**Exercise data:**
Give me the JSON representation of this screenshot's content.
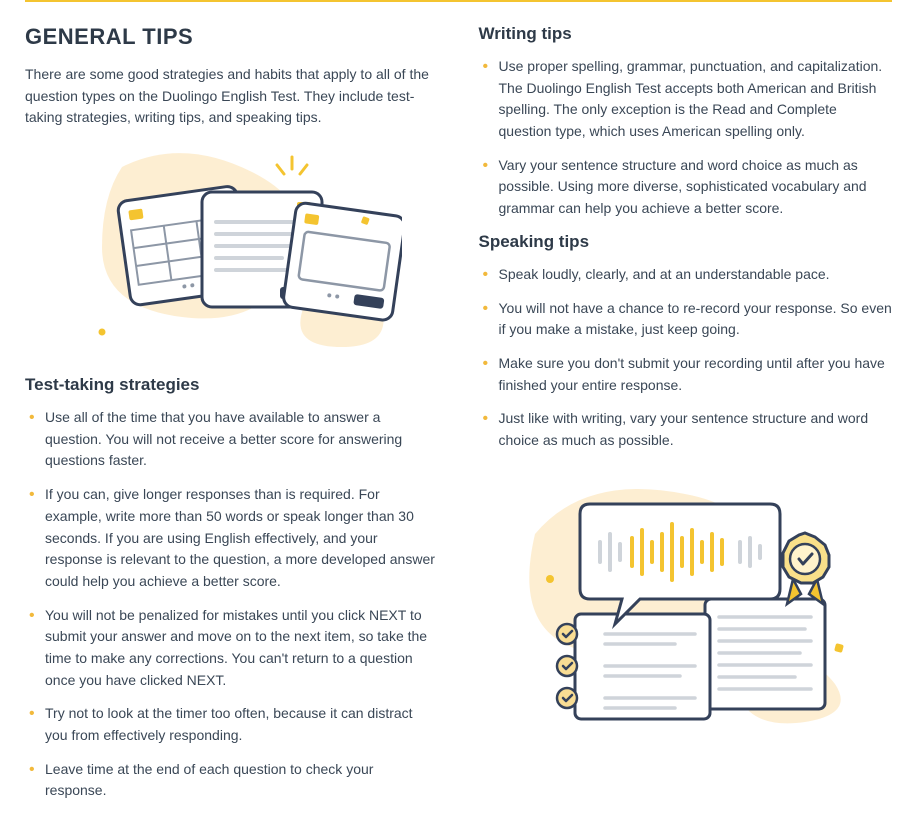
{
  "main_title": "GENERAL TIPS",
  "intro": "There are some good strategies and habits that apply to all of the question types on the Duolingo English Test. They include test-taking strategies, writing tips, and speaking tips.",
  "sections": {
    "test_taking": {
      "title": "Test-taking strategies",
      "items": [
        "Use all of the time that you have available to answer a question. You will not receive a better score for answering questions faster.",
        "If you can, give longer responses than is required. For example, write more than 50 words or speak longer than 30 seconds. If you are using English effectively, and your response is relevant to the question, a more developed answer could help you achieve a better score.",
        "You will not be penalized for mistakes until you click NEXT to submit your answer and move on to the next item, so take the time to make any corrections.  You can't return to a question once you have clicked NEXT.",
        "Try not to look at the timer too often, because it can distract you from effectively responding.",
        "Leave time at the end of each question to check your response."
      ]
    },
    "writing": {
      "title": "Writing tips",
      "items": [
        "Use proper spelling, grammar, punctuation, and capitalization. The Duolingo English Test accepts both American and British spelling. The only exception is the Read and Complete question type, which uses American spelling only.",
        "Vary your sentence structure and word choice as much as possible. Using more diverse, sophisticated vocabulary and grammar can help you achieve a better score."
      ]
    },
    "speaking": {
      "title": "Speaking tips",
      "items": [
        "Speak loudly, clearly, and at an understandable pace.",
        "You will not have a chance to re-record your response. So even if you make a mistake, just keep going.",
        "Make sure you don't submit your recording until after you have finished your entire response.",
        "Just like with writing, vary your sentence structure and word choice as much as possible."
      ]
    }
  }
}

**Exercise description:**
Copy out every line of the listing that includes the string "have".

**Exercise answer:**
        "Use all of the time that you have available to answer a question. You will not receive a better score for answering questions faster.",
        "You will not be penalized for mistakes until you click NEXT to submit your answer and move on to the next item, so take the time to make any corrections.  You can't return to a question once you have clicked NEXT.",
        "You will not have a chance to re-record your response. So even if you make a mistake, just keep going.",
        "Make sure you don't submit your recording until after you have finished your entire response.",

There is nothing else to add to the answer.